Many issues of international relations are seen by Moscow through the prism of U.S.-Russian competition. For instance, consider the negotiations on the Iranian nuclear problem. Iranians openly accused Russia of using the Iranian issue in bargaining with the United States.
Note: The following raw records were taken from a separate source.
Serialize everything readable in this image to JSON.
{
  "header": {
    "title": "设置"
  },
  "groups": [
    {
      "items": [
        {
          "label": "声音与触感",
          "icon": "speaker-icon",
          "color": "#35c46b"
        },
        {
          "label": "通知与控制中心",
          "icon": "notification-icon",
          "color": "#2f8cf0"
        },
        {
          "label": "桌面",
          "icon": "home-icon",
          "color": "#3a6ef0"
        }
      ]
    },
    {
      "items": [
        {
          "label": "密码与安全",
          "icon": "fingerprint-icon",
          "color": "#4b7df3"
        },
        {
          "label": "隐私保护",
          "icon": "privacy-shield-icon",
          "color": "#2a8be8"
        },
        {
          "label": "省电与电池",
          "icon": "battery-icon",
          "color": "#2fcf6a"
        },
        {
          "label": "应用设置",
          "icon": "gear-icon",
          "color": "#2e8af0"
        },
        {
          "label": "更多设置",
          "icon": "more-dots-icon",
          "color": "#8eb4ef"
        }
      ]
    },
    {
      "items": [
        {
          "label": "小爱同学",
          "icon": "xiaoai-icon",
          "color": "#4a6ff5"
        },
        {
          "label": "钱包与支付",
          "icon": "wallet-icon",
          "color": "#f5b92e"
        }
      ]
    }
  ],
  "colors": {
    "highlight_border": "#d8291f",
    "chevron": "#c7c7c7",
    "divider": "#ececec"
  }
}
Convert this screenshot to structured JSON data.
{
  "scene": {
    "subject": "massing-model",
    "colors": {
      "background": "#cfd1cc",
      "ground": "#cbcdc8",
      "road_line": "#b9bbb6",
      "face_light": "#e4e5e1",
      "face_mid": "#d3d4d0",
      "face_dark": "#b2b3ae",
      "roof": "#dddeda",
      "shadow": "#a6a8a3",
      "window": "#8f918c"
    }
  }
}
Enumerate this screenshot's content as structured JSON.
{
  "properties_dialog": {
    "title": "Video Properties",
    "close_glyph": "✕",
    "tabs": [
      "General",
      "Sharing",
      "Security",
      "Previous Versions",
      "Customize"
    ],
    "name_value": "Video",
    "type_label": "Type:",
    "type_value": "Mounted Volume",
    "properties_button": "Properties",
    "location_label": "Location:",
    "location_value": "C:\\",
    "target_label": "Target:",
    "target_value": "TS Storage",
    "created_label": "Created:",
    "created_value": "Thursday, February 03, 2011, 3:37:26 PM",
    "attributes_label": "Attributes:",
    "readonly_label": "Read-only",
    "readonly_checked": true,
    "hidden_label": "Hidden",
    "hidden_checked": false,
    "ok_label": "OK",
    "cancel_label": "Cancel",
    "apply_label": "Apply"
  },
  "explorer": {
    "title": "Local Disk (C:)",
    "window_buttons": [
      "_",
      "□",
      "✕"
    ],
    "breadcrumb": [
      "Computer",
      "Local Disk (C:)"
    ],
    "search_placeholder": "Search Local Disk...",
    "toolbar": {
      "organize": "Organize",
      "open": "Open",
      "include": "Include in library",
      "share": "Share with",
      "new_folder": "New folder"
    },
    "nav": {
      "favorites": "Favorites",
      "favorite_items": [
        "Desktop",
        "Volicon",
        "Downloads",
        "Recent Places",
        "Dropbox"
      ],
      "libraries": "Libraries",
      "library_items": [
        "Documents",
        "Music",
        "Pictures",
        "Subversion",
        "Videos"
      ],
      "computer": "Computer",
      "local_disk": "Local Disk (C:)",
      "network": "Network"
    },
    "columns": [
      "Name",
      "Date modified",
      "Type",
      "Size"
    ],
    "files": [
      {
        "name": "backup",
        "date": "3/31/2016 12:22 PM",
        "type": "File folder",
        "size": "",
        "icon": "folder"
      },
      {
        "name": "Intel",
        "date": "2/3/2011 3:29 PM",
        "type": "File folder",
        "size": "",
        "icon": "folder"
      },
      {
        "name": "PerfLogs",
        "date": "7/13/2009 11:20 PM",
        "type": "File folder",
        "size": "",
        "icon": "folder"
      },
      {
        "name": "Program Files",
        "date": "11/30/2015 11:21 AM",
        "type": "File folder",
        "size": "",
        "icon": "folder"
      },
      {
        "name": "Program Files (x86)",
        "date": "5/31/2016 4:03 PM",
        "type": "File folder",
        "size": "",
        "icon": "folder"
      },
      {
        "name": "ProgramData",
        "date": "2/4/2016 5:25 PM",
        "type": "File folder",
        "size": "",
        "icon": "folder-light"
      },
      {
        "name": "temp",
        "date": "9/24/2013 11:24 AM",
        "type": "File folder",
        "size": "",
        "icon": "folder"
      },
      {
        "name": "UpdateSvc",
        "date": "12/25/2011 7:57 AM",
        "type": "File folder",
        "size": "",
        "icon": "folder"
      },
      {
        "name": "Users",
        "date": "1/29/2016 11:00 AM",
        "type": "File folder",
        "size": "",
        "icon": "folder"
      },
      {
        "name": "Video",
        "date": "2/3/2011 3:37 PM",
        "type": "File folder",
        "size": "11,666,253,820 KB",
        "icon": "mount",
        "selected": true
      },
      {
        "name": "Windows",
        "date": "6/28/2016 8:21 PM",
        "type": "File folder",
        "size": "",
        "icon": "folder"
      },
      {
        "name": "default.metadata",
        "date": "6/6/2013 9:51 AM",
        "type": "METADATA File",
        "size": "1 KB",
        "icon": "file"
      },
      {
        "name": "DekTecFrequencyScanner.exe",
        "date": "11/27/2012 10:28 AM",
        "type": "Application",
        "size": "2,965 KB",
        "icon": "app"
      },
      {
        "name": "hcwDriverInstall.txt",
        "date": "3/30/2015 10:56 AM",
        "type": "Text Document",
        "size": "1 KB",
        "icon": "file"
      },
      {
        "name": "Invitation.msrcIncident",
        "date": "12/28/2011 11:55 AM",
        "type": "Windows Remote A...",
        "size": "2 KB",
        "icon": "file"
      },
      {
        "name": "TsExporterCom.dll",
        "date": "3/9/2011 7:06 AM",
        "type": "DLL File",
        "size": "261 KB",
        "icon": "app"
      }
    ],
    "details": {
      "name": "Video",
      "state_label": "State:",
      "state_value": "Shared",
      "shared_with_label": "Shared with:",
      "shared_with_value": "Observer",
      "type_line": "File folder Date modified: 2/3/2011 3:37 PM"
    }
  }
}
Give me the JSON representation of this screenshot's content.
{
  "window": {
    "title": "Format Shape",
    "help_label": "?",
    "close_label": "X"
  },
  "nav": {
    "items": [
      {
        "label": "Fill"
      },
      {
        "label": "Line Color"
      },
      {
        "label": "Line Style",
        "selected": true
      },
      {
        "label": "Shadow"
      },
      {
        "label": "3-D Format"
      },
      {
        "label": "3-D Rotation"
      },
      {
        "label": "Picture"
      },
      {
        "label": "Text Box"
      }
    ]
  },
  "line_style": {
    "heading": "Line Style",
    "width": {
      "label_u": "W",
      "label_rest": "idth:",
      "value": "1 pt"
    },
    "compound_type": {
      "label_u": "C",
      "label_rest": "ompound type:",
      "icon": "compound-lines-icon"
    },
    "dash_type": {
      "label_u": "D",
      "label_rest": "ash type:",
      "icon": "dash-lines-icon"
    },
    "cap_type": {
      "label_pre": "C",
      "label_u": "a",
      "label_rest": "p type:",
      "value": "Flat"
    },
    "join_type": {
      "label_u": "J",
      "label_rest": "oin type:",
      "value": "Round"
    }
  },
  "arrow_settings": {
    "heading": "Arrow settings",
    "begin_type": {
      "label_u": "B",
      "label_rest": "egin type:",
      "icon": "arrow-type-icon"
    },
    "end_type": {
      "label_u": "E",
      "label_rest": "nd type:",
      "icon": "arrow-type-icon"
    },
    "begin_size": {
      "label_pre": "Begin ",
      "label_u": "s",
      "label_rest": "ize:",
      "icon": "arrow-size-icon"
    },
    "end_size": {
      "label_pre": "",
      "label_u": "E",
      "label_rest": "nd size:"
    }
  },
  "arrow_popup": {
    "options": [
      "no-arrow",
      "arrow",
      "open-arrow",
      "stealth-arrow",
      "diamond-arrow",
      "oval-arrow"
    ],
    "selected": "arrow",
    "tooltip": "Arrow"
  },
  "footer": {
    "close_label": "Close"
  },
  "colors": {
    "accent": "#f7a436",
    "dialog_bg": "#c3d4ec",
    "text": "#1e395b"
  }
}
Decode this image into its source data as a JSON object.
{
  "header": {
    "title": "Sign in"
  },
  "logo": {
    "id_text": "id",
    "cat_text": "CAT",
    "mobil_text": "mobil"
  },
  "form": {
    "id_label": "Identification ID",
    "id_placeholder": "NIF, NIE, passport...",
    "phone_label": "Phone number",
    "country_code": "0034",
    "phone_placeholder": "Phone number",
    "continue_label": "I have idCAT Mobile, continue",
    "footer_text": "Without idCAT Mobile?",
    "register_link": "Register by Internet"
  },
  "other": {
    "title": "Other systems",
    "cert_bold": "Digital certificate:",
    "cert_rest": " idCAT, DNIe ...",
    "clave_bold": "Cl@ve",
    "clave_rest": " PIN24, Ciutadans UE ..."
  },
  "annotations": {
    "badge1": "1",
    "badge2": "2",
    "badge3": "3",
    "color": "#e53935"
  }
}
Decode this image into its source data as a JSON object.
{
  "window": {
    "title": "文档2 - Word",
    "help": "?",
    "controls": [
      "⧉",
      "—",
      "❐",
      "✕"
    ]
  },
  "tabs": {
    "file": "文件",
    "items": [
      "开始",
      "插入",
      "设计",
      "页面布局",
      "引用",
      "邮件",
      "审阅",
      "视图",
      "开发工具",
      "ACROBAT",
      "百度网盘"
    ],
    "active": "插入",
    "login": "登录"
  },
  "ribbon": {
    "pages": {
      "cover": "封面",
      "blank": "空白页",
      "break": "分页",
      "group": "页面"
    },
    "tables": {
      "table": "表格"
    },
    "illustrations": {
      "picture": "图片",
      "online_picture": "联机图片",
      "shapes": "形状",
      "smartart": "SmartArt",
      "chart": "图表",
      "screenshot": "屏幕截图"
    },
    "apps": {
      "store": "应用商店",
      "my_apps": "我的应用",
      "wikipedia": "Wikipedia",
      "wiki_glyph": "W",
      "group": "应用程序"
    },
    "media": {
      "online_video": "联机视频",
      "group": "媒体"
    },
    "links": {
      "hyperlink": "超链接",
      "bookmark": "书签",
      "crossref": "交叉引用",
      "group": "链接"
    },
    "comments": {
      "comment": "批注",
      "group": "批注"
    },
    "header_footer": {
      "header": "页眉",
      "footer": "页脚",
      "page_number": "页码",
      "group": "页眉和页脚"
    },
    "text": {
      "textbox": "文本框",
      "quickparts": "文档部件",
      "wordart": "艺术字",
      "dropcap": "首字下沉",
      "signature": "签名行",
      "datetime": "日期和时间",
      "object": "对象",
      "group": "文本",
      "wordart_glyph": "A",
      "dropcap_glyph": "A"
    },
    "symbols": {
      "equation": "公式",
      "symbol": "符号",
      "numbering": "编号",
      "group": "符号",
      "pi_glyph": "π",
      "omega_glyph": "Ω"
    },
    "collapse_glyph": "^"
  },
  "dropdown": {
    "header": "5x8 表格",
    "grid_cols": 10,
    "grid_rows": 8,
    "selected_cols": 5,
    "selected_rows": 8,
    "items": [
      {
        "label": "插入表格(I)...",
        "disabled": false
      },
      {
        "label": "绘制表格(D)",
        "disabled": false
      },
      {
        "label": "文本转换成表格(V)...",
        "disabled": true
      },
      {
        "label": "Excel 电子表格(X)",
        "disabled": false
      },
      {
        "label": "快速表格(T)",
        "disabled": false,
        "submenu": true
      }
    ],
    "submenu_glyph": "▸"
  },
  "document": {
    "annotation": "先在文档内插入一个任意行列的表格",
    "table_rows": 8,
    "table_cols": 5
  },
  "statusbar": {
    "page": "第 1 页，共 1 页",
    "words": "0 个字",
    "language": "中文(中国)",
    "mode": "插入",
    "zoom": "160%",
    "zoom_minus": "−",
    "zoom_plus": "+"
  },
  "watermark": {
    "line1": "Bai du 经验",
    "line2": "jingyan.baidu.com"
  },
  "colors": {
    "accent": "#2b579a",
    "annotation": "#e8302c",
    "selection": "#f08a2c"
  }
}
Later, such accusations were articulated by some Syrians about the place of the Syrian issue in the U.S.-Russian confrontation.

Second, these people in the Ministry of Defense and Ministry of Foreign Affairs seem to believe that military cooperation with Pakistan will teach the “Pakistani army not to use itself for terror attacks against India” (according to Russia’s Ambassador to India, Alexander Kadakin), and will help to fight “terrorism and drug traffic coming from Afghanistan” (as Anatoly Antonov, Deputy Minister of Defense, said in 2015).

No doubt, the Indian audience wouldn’t buy these arguments (and Afghanistan wouldn’t buy them either). Attacks on Mumbai in 2008, and military facilities in Pathankot and Uri in 2016 showed that terrorist threats from the territory of Pakistan still exist despite long-term counter-terrorism cooperation between Pakistan and the United States and a significant amount of money and military support provided by the latter to the former for this purpose.

None of these reasons takes into account the Indian dimension of the issue, raised by the military exercises between Russia and Pakistan. After signing the military cooperation agreement in November 2014 by ministers of defense from both countries, this dimension was clearly felt by everybody except those in Moscow, who still see this through the prism of U.S.-Russian competition and/or cooperation of Russia and Pakistan against terrorism and drugs threats from Afghanistan.

But how can Russia participate in sharing combat experience with Pakistan, when the latter’s own experience is based on multiple conflicts with India, which is Russia’s privileged strategic partner? How can Moscow assure Delhi that the Armed Forces of Pakistan will not use the fruits of military cooperation with Russia against India?

It’s still possible to support cooperation between Russia and Pakistan even without the dynamic development of military cooperation between these two countries. Experts cannot entirely dismiss the possibility of military cooperation between Moscow and Islamabad. This cooperation could help Pakistan to respond to security threats on its territory. Providing political, economic, and limited military support would help Islamabad address security issues before they will threaten Moscow.

But this assistance should not alter the regional balance of power or provoke India. It should not cost Moscow growing mistrust with Delhi and the potential to lose ground in India. It should be carefully developed by Moscow in the context of South Asia, not just in terms of U.S.-Russian competition or the Afghanistan drug trafficking issue.